The antibacterial issue goes even further than hand cleanliness, though. At the height of the antibacterial craze, which arguably is still underway, Triclosan could be found in a dizzying array of consumer goods including socks, cutting boards, sheets, makeup, deodorant, cervical collars, first aid splints, ice cream scoops, mops, underwear, shirts, shorts, pencils, binders, scissors, calculators, humidifiers, ear plugs, hockey helmets, paint, foot warmers, wallpaper, escalator handrails, air filters, towels, pet bowls, baby carriers, cart covers, vacuums, food sealers, yoga mats, coolers, grout, concrete, dog washes, horse washes, furniture, toys, and who knows what else.
Everything on this list falls outside the FDA’s jurisdiction, so we can’t look to them for a ruling on their safety.
If we are surrounded by so great a cloud of Triclosan, how much is ending up inside us? This concern is called systemic exposure, where a substance crosses through the skin or is swallowed or inhaled and accumulates in the internal organs. Do products that contain Triclosan shed it during use? Does a cutting board transmit Triclosan into food? Do sheets transmit Triclosan through the skin? Or does any product outgas Triclosan which can then be inhaled? There isn’t research on this yet, although the government has recommended that more be done. In the meantime, the long-term testing continues on the consumer. I for one will excuse myself from this test.
What to do now
As we enter the time of year where we stay indoors and breathe on each other (otherwise known as “cold and flu season”), it becomes increasingly imperative that we wash our hands with soap and water. Early and often. And teach our children to do the same. Let me say this very clearly:
The single most important way to keep your kids healthy is to teach them to wash their hands well.

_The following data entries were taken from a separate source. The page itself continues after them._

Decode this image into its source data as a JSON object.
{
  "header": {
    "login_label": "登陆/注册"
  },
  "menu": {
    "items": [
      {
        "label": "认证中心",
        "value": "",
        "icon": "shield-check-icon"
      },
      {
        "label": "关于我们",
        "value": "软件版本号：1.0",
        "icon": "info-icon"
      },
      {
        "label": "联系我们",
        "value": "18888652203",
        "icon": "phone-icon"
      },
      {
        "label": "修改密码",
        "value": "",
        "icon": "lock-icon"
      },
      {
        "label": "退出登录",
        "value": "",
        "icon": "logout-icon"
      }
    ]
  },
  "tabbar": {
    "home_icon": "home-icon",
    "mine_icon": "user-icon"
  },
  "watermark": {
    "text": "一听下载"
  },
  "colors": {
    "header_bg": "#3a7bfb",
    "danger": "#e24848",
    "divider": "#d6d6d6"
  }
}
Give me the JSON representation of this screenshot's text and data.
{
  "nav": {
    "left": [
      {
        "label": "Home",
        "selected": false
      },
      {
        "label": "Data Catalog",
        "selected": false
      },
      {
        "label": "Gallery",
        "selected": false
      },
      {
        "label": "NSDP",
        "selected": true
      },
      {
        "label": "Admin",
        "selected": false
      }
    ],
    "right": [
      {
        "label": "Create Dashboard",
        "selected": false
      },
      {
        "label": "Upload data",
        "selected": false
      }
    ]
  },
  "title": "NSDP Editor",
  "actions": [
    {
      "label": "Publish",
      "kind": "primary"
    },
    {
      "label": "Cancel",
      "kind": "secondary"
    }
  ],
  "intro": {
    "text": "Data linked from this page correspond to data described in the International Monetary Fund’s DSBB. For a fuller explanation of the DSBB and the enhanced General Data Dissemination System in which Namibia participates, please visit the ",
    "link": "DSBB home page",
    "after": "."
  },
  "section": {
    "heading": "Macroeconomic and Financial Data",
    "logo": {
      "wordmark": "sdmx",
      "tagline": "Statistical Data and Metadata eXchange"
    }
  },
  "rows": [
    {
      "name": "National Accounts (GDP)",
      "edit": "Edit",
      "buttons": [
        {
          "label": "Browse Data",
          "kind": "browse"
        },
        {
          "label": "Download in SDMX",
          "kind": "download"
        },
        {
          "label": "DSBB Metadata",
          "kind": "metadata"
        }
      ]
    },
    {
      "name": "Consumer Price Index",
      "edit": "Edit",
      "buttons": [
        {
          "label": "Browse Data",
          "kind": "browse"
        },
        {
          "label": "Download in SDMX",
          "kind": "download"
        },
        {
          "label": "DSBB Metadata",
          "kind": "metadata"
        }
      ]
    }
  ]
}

This goes for surfaces around us as well. Spraying them with a leave-on antibacterial spray (yes, I mean Lysol), or even a spray and wipe disinfectant, is not nearly as effective at removing germs, dirt, and grease with a soap and water spray.
You know those memes about things we didn’t have when we were kids? Waterless hand sanitizer is on that list. They came about sometime in between my childhood and my parenthood. When I was a kid, we just had soap and water. If our hands were dirty, we had to go to a sink and wash them. Turns out that’s the best way after all.